→ Task description
Present the following entries again, word for word and in full.

··· Data excerpts ···

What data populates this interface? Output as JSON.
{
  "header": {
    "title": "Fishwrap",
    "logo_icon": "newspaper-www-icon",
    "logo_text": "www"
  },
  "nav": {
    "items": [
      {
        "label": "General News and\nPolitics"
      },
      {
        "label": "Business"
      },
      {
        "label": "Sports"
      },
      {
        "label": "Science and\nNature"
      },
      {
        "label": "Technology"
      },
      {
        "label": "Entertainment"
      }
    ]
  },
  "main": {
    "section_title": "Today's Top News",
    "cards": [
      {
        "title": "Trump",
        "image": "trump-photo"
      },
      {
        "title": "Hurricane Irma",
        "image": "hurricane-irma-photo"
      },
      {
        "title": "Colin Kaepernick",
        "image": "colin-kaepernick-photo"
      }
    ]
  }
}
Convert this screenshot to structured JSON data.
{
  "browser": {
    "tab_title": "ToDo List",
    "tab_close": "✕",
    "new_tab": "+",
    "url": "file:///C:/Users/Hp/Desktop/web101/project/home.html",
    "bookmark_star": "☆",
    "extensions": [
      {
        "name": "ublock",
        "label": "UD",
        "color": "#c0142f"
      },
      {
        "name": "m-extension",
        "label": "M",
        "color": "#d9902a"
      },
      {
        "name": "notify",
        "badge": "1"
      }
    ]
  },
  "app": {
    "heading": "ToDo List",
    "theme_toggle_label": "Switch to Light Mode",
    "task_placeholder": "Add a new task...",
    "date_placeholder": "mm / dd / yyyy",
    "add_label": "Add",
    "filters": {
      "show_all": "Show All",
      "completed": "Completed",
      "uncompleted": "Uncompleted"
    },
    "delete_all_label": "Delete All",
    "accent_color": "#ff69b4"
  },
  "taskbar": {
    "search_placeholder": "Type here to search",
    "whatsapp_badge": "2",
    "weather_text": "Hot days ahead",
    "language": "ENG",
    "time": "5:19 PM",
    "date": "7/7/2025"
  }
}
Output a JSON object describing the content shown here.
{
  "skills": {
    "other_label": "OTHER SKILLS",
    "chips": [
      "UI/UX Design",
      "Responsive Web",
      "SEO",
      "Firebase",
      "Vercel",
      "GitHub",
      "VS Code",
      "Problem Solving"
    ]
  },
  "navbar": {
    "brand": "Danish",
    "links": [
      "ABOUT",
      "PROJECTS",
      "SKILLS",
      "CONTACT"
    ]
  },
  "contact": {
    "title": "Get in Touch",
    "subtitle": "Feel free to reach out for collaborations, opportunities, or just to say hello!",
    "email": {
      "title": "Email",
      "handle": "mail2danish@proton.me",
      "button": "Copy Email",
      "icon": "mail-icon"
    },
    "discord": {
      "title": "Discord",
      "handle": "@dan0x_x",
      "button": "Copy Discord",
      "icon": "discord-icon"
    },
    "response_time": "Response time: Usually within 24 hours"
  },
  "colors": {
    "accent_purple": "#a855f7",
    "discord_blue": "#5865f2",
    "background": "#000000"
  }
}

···

→ Exercise output
What data populates this interface? Output as JSON.
{
  "header": {
    "title": "Fishwrap",
    "logo_icon": "newspaper-www-icon",
    "logo_text": "www"
  },
  "nav": {
    "items": [
      {
        "label": "General News and\nPolitics"
      },
      {
        "label": "Business"
      },
      {
        "label": "Sports"
      },
      {
        "label": "Science and\nNature"
      },
      {
        "label": "Technology"
      },
      {
        "label": "Entertainment"
      }
    ]
  },
  "main": {
    "section_title": "Today's Top News",
    "cards": [
      {
        "title": "Trump",
        "image": "trump-photo"
      },
      {
        "title": "Hurricane Irma",
        "image": "hurricane-irma-photo"
      },
      {
        "title": "Colin Kaepernick",
        "image": "colin-kaepernick-photo"
      }
    ]
  }
}
Convert this screenshot to structured JSON data.
{
  "browser": {
    "tab_title": "ToDo List",
    "tab_close": "✕",
    "new_tab": "+",
    "url": "file:///C:/Users/Hp/Desktop/web101/project/home.html",
    "bookmark_star": "☆",
    "extensions": [
      {
        "name": "ublock",
        "label": "UD",
        "color": "#c0142f"
      },
      {
        "name": "m-extension",
        "label": "M",
        "color": "#d9902a"
      },
      {
        "name": "notify",
        "badge": "1"
      }
    ]
  },
  "app": {
    "heading": "ToDo List",
    "theme_toggle_label": "Switch to Light Mode",
    "task_placeholder": "Add a new task...",
    "date_placeholder": "mm / dd / yyyy",
    "add_label": "Add",
    "filters": {
      "show_all": "Show All",
      "completed": "Completed",
      "uncompleted": "Uncompleted"
    },
    "delete_all_label": "Delete All",
    "accent_color": "#ff69b4"
  },
  "taskbar": {
    "search_placeholder": "Type here to search",
    "whatsapp_badge": "2",
    "weather_text": "Hot days ahead",
    "language": "ENG",
    "time": "5:19 PM",
    "date": "7/7/2025"
  }
}
Output a JSON object describing the content shown here.
{
  "skills": {
    "other_label": "OTHER SKILLS",
    "chips": [
      "UI/UX Design",
      "Responsive Web",
      "SEO",
      "Firebase",
      "Vercel",
      "GitHub",
      "VS Code",
      "Problem Solving"
    ]
  },
  "navbar": {
    "brand": "Danish",
    "links": [
      "ABOUT",
      "PROJECTS",
      "SKILLS",
      "CONTACT"
    ]
  },
  "contact": {
    "title": "Get in Touch",
    "subtitle": "Feel free to reach out for collaborations, opportunities, or just to say hello!",
    "email": {
      "title": "Email",
      "handle": "mail2danish@proton.me",
      "button": "Copy Email",
      "icon": "mail-icon"
    },
    "discord": {
      "title": "Discord",
      "handle": "@dan0x_x",
      "button": "Copy Discord",
      "icon": "discord-icon"
    },
    "response_time": "Response time: Usually within 24 hours"
  },
  "colors": {
    "accent_purple": "#a855f7",
    "discord_blue": "#5865f2",
    "background": "#000000"
  }
}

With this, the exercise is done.